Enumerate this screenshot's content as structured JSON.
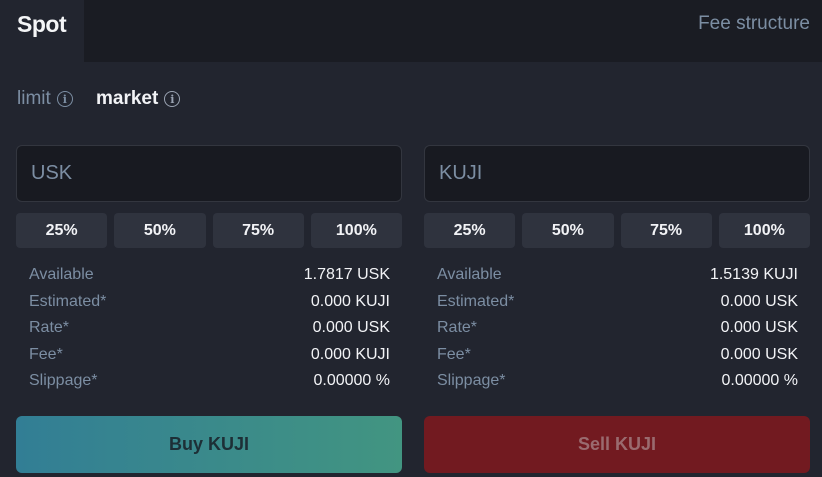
{
  "tabs": {
    "spot": "Spot",
    "fee_structure": "Fee structure"
  },
  "order_types": {
    "limit": "limit",
    "market": "market",
    "selected": "market"
  },
  "buy": {
    "input_placeholder": "USK",
    "percentages": [
      "25%",
      "50%",
      "75%",
      "100%"
    ],
    "stats": [
      {
        "label": "Available",
        "value": "1.7817 USK"
      },
      {
        "label": "Estimated*",
        "value": "0.000 KUJI"
      },
      {
        "label": "Rate*",
        "value": "0.000 USK"
      },
      {
        "label": "Fee*",
        "value": "0.000 KUJI"
      },
      {
        "label": "Slippage*",
        "value": "0.00000 %"
      }
    ],
    "button_label": "Buy KUJI"
  },
  "sell": {
    "input_placeholder": "KUJI",
    "percentages": [
      "25%",
      "50%",
      "75%",
      "100%"
    ],
    "stats": [
      {
        "label": "Available",
        "value": "1.5139 KUJI"
      },
      {
        "label": "Estimated*",
        "value": "0.000 USK"
      },
      {
        "label": "Rate*",
        "value": "0.000 USK"
      },
      {
        "label": "Fee*",
        "value": "0.000 USK"
      },
      {
        "label": "Slippage*",
        "value": "0.00000 %"
      }
    ],
    "button_label": "Sell KUJI"
  },
  "icons": {
    "order_type_info": "info-icon"
  },
  "colors": {
    "background": "#22252f",
    "header": "#1a1c23",
    "muted_text": "#7c8ea3",
    "buy_gradient_start": "#327e95",
    "buy_gradient_end": "#429581",
    "sell_button": "#721a20"
  }
}
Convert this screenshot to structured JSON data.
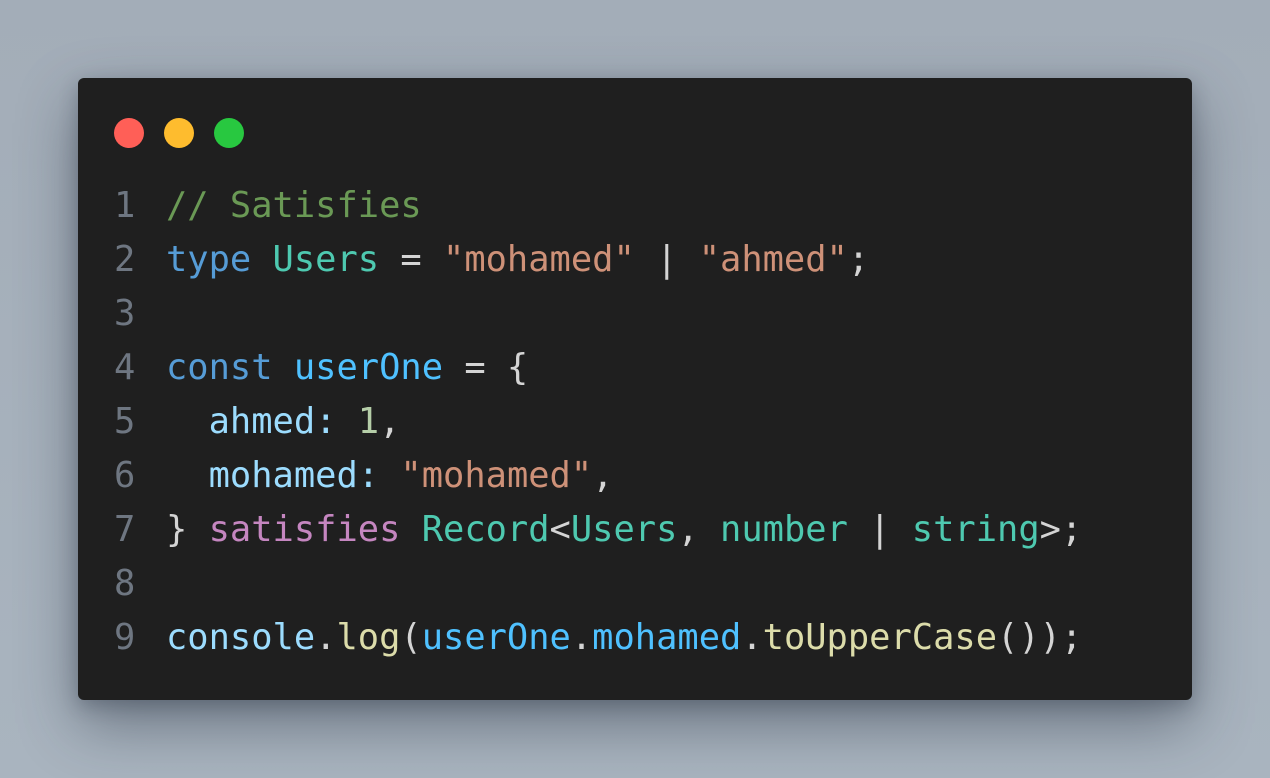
{
  "window": {
    "controls": {
      "close_color": "#ff5f57",
      "minimize_color": "#febc2e",
      "maximize_color": "#28c840"
    }
  },
  "code": {
    "language": "typescript",
    "lines": [
      {
        "number": "1",
        "tokens": [
          {
            "text": "// Satisfies",
            "kind": "comment"
          }
        ]
      },
      {
        "number": "2",
        "tokens": [
          {
            "text": "type",
            "kind": "kw-type"
          },
          {
            "text": " ",
            "kind": "plain"
          },
          {
            "text": "Users",
            "kind": "typename"
          },
          {
            "text": " = ",
            "kind": "plain"
          },
          {
            "text": "\"mohamed\"",
            "kind": "string"
          },
          {
            "text": " | ",
            "kind": "plain"
          },
          {
            "text": "\"ahmed\"",
            "kind": "string"
          },
          {
            "text": ";",
            "kind": "plain"
          }
        ]
      },
      {
        "number": "3",
        "tokens": []
      },
      {
        "number": "4",
        "tokens": [
          {
            "text": "const",
            "kind": "kw-type"
          },
          {
            "text": " ",
            "kind": "plain"
          },
          {
            "text": "userOne",
            "kind": "var"
          },
          {
            "text": " = {",
            "kind": "plain"
          }
        ]
      },
      {
        "number": "5",
        "tokens": [
          {
            "text": "  ",
            "kind": "plain"
          },
          {
            "text": "ahmed",
            "kind": "prop"
          },
          {
            "text": ": ",
            "kind": "prop"
          },
          {
            "text": "1",
            "kind": "num"
          },
          {
            "text": ",",
            "kind": "plain"
          }
        ]
      },
      {
        "number": "6",
        "tokens": [
          {
            "text": "  ",
            "kind": "plain"
          },
          {
            "text": "mohamed",
            "kind": "prop"
          },
          {
            "text": ": ",
            "kind": "prop"
          },
          {
            "text": "\"mohamed\"",
            "kind": "string"
          },
          {
            "text": ",",
            "kind": "plain"
          }
        ]
      },
      {
        "number": "7",
        "tokens": [
          {
            "text": "} ",
            "kind": "plain"
          },
          {
            "text": "satisfies",
            "kind": "kw-ctrl"
          },
          {
            "text": " ",
            "kind": "plain"
          },
          {
            "text": "Record",
            "kind": "typename"
          },
          {
            "text": "<",
            "kind": "plain"
          },
          {
            "text": "Users",
            "kind": "typename"
          },
          {
            "text": ", ",
            "kind": "plain"
          },
          {
            "text": "number",
            "kind": "typename"
          },
          {
            "text": " | ",
            "kind": "plain"
          },
          {
            "text": "string",
            "kind": "typename"
          },
          {
            "text": ">;",
            "kind": "plain"
          }
        ]
      },
      {
        "number": "8",
        "tokens": []
      },
      {
        "number": "9",
        "tokens": [
          {
            "text": "console",
            "kind": "prop"
          },
          {
            "text": ".",
            "kind": "plain"
          },
          {
            "text": "log",
            "kind": "fn"
          },
          {
            "text": "(",
            "kind": "plain"
          },
          {
            "text": "userOne",
            "kind": "var"
          },
          {
            "text": ".",
            "kind": "plain"
          },
          {
            "text": "mohamed",
            "kind": "var"
          },
          {
            "text": ".",
            "kind": "plain"
          },
          {
            "text": "toUpperCase",
            "kind": "fn"
          },
          {
            "text": "());",
            "kind": "plain"
          }
        ]
      }
    ]
  }
}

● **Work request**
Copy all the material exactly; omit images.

● **Solved exercise**
Enumerate this screenshot's content as structured JSON.
{
  "tabs": {
    "spot": "Spot",
    "fee_structure": "Fee structure"
  },
  "order_types": {
    "limit": "limit",
    "market": "market",
    "selected": "market"
  },
  "buy": {
    "input_placeholder": "USK",
    "percentages": [
      "25%",
      "50%",
      "75%",
      "100%"
    ],
    "stats": [
      {
        "label": "Available",
        "value": "1.7817 USK"
      },
      {
        "label": "Estimated*",
        "value": "0.000 KUJI"
      },
      {
        "label": "Rate*",
        "value": "0.000 USK"
      },
      {
        "label": "Fee*",
        "value": "0.000 KUJI"
      },
      {
        "label": "Slippage*",
        "value": "0.00000 %"
      }
    ],
    "button_label": "Buy KUJI"
  },
  "sell": {
    "input_placeholder": "KUJI",
    "percentages": [
      "25%",
      "50%",
      "75%",
      "100%"
    ],
    "stats": [
      {
        "label": "Available",
        "value": "1.5139 KUJI"
      },
      {
        "label": "Estimated*",
        "value": "0.000 USK"
      },
      {
        "label": "Rate*",
        "value": "0.000 USK"
      },
      {
        "label": "Fee*",
        "value": "0.000 USK"
      },
      {
        "label": "Slippage*",
        "value": "0.00000 %"
      }
    ],
    "button_label": "Sell KUJI"
  },
  "icons": {
    "order_type_info": "info-icon"
  },
  "colors": {
    "background": "#22252f",
    "header": "#1a1c23",
    "muted_text": "#7c8ea3",
    "buy_gradient_start": "#327e95",
    "buy_gradient_end": "#429581",
    "sell_button": "#721a20"
  }
}
Convert this screenshot to structured JSON data.
{
  "window": {
    "controls": {
      "close_color": "#ff5f57",
      "minimize_color": "#febc2e",
      "maximize_color": "#28c840"
    }
  },
  "code": {
    "language": "typescript",
    "lines": [
      {
        "number": "1",
        "tokens": [
          {
            "text": "// Satisfies",
            "kind": "comment"
          }
        ]
      },
      {
        "number": "2",
        "tokens": [
          {
            "text": "type",
            "kind": "kw-type"
          },
          {
            "text": " ",
            "kind": "plain"
          },
          {
            "text": "Users",
            "kind": "typename"
          },
          {
            "text": " = ",
            "kind": "plain"
          },
          {
            "text": "\"mohamed\"",
            "kind": "string"
          },
          {
            "text": " | ",
            "kind": "plain"
          },
          {
            "text": "\"ahmed\"",
            "kind": "string"
          },
          {
            "text": ";",
            "kind": "plain"
          }
        ]
      },
      {
        "number": "3",
        "tokens": []
      },
      {
        "number": "4",
        "tokens": [
          {
            "text": "const",
            "kind": "kw-type"
          },
          {
            "text": " ",
            "kind": "plain"
          },
          {
            "text": "userOne",
            "kind": "var"
          },
          {
            "text": " = {",
            "kind": "plain"
          }
        ]
      },
      {
        "number": "5",
        "tokens": [
          {
            "text": "  ",
            "kind": "plain"
          },
          {
            "text": "ahmed",
            "kind": "prop"
          },
          {
            "text": ": ",
            "kind": "prop"
          },
          {
            "text": "1",
            "kind": "num"
          },
          {
            "text": ",",
            "kind": "plain"
          }
        ]
      },
      {
        "number": "6",
        "tokens": [
          {
            "text": "  ",
            "kind": "plain"
          },
          {
            "text": "mohamed",
            "kind": "prop"
          },
          {
            "text": ": ",
            "kind": "prop"
          },
          {
            "text": "\"mohamed\"",
            "kind": "string"
          },
          {
            "text": ",",
            "kind": "plain"
          }
        ]
      },
      {
        "number": "7",
        "tokens": [
          {
            "text": "} ",
            "kind": "plain"
          },
          {
            "text": "satisfies",
            "kind": "kw-ctrl"
          },
          {
            "text": " ",
            "kind": "plain"
          },
          {
            "text": "Record",
            "kind": "typename"
          },
          {
            "text": "<",
            "kind": "plain"
          },
          {
            "text": "Users",
            "kind": "typename"
          },
          {
            "text": ", ",
            "kind": "plain"
          },
          {
            "text": "number",
            "kind": "typename"
          },
          {
            "text": " | ",
            "kind": "plain"
          },
          {
            "text": "string",
            "kind": "typename"
          },
          {
            "text": ">;",
            "kind": "plain"
          }
        ]
      },
      {
        "number": "8",
        "tokens": []
      },
      {
        "number": "9",
        "tokens": [
          {
            "text": "console",
            "kind": "prop"
          },
          {
            "text": ".",
            "kind": "plain"
          },
          {
            "text": "log",
            "kind": "fn"
          },
          {
            "text": "(",
            "kind": "plain"
          },
          {
            "text": "userOne",
            "kind": "var"
          },
          {
            "text": ".",
            "kind": "plain"
          },
          {
            "text": "mohamed",
            "kind": "var"
          },
          {
            "text": ".",
            "kind": "plain"
          },
          {
            "text": "toUpperCase",
            "kind": "fn"
          },
          {
            "text": "());",
            "kind": "plain"
          }
        ]
      }
    ]
  }
}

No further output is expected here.